While the food and drink you consume play a major role in your gut health, it is also affected by other factors.
The CSIRO states: “The make-up of our gut microbiome is affected in a positive and negative way by a wide range of environmental and lifestyle factors. Whether we live in the city or in the country; if we live with a pet; our physical activity levels; dietary habits; medications as well as hygiene practices can all alter the composition of our microbiome.”
The gut microbiome is different between males and females.
How can you improve your gut health?
The Gut Foundation has a six-step guide to improving gut health, which involves:
‘Fibre up’ for friendly bugs: There are different types of fibre, and each plays a different role in maintaining gut health; eating a combination of fibres (below) can provide a range of benefits:
- Soluble fibre: Found in oats, beans, lentils, nuts, seeds and some fruits and vegetables
- Insoluble fibre: Found in wholegrain breads and cereals
- Prebiotics: Found in foods such as garlic, chicory root, onions, dandelion greens, bananas, whole oats, apples and Jerusalem artichokes
- Probiotics: Found in many food products, including some yoghurts, buttermilk, kefir, cottage cheese, tempeh, sauerkraut and miso soup.
- Eat the rainbow: Eating a wide range of fruits and vegetables ensures you’re including a whole range of vitamins, minerals and nutrients in your diet
- Wholegrains: The inclusion of wholegrains in your diet is critical to keeping the gut feeling good and performing at optimal levels. The Australian Dietary Guidelines recommend people eat a variety of grain foods, mostly wholegrain and/or high cereal fibre varieties
- Natural: Many nutrition professionals recommend eating foods that are as close to their natural state as possible. Foods that have received minimal processing retain their nutritional value, delivering more bang for your buck when it comes to health and wellbeing. At the top of the list? Fruits, vegetables and wholegrains. Wholefoods of animal origin also make the list, specifically unflavoured dairy, eggs, seafood, poultry and red meat
- Water: Water assists with the breakdown of food, so your body can absorb nutrients
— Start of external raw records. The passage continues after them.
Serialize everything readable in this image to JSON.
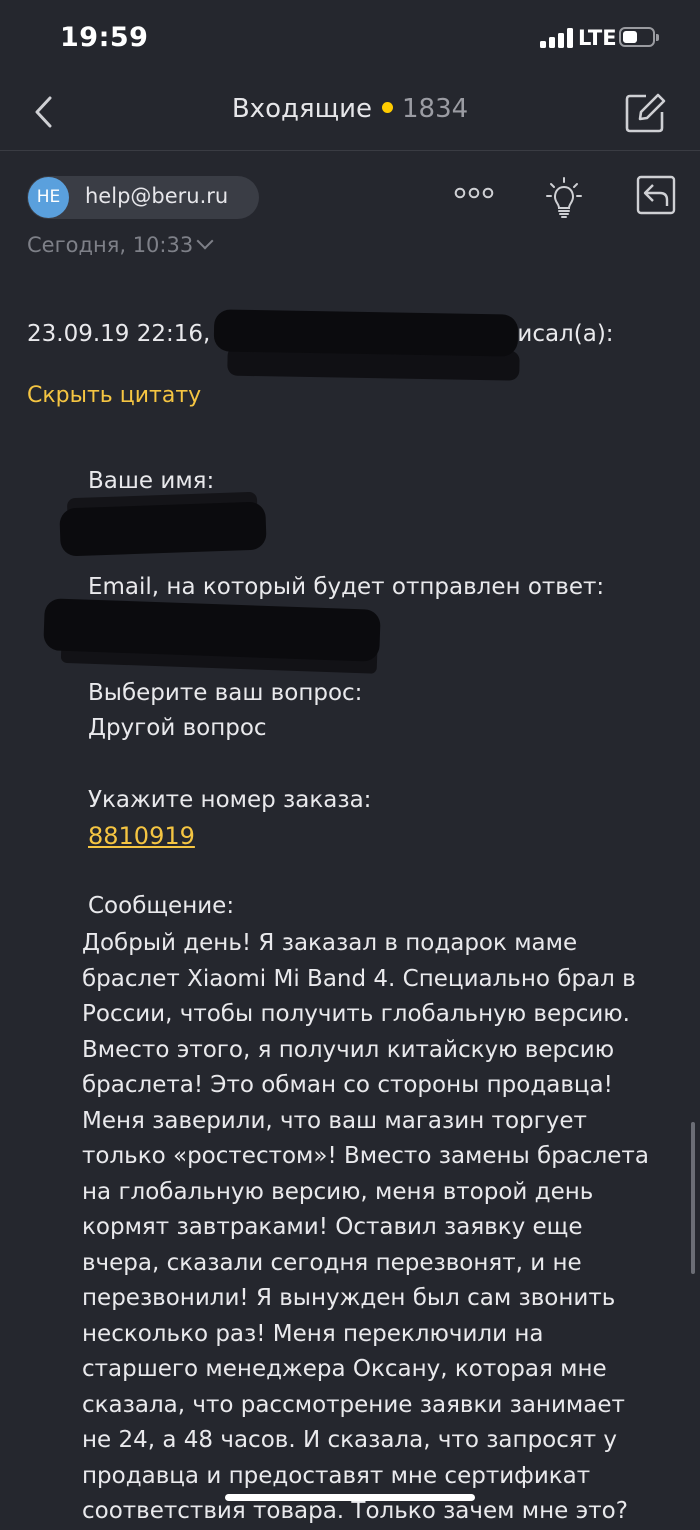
{
  "status_bar": {
    "time": "19:59",
    "network": "LTE"
  },
  "nav": {
    "title": "Входящие",
    "unread_count": "1834"
  },
  "email": {
    "sender_initials": "HE",
    "sender_email": "help@beru.ru",
    "date": "Сегодня, 10:33",
    "quote_date": "23.09.19 22:16,",
    "quote_suffix": "писал(а):",
    "hide_quote": "Скрыть цитату",
    "name_label": "Ваше имя:",
    "email_label": "Email, на который будет отправлен ответ:",
    "question_label": "Выберите ваш вопрос:",
    "question_value": "Другой вопрос",
    "order_label": "Укажите номер заказа:",
    "order_number": "8810919",
    "message_label": "Сообщение:",
    "message_text": "Добрый день! Я заказал в подарок маме\nбраслет Xiaomi Mi Band 4. Специально брал в\nРоссии, чтобы получить глобальную версию.\nВместо этого, я получил китайскую версию\nбраслета! Это обман со стороны продавца!\nМеня заверили, что ваш магазин торгует\nтолько «ростестом»! Вместо замены браслета\nна глобальную версию, меня второй день\nкормят завтраками! Оставил заявку еще\nвчера, сказали сегодня перезвонят, и не\nперезвонили! Я вынужден был сам звонить\nнесколько раз! Меня переключили на\nстаршего менеджера Оксану, которая мне\nсказала, что рассмотрение заявки занимает\nне 24, а 48 часов. И сказала, что запросят у\nпродавца и предоставят мне сертификат\nсоответствия товара. Только зачем мне это?"
  },
  "colors": {
    "background": "#25272e",
    "accent": "#f5c542",
    "avatar": "#5aa0dd"
  },
  "icons": [
    "signal-icon",
    "battery-icon",
    "back-icon",
    "compose-icon",
    "more-icon",
    "bulb-icon",
    "reply-icon",
    "chevron-down-icon"
  ]
}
- Exercise: Don’t underestimate the importance of building up a sweat when it comes to maintaining the health of your gut. This doesn’t mean hours upon hours in the gym — rather, it all comes down to balance.
Do men need to do anything specific when it comes to gut health?
There are some differences between men and women when it comes to gut health, like different rates of gastrointestinal diseases between men and women, and a greater diversity of gut bacteria in females.
Leanne Elliston, Senior Dietitian and Executive Officer of Nutrition Australia ACT, says there could also be a link between gut health and cancer risk in males.
Prostate cancer is the most common type of cancer to affect Australian males and it is believed a healthy diet can reduce your likelihood of developing or dying from it.
Bowel cancer is the third deadliest cancer in men in Australia, with more men being diagnosed, and dying from, this form of cancer than females in Australia.
“A healthy gut can actually help reduce cancer risks,” Elliston says. “It’s all about minimising inflammation in the body, because what happens is when we have an imbalance of bacteria in our gut, it can actually affect all other parts of our body and the immune system as well.”
The other difference between men and women can be their general dietary habits, Elliston says.
“What's really important, particularly in men, is what they choose to eat,” she says. “Be mindful of not (consuming) too much alcohol because that can affect the bacteria in our gut. And not eating too much meat as well; generally, men tend to consume more meat and alcohol (than women).
“Think about having a couple of meat-free days each week. When it comes to red meat, there has been a link between red meat consumption, and processed meats like bacon, with some forms of cancer.
“At the end of the day, men are more prone to getting bowel cancer and often it comes down to the fact that perhaps they're not eating as much fibre, (they are) drinking too much alcohol, (eating) too much meat, that sort of stuff, and not looking after their gut.”
If you have any specific gut health concerns, it's best to consult with your GP.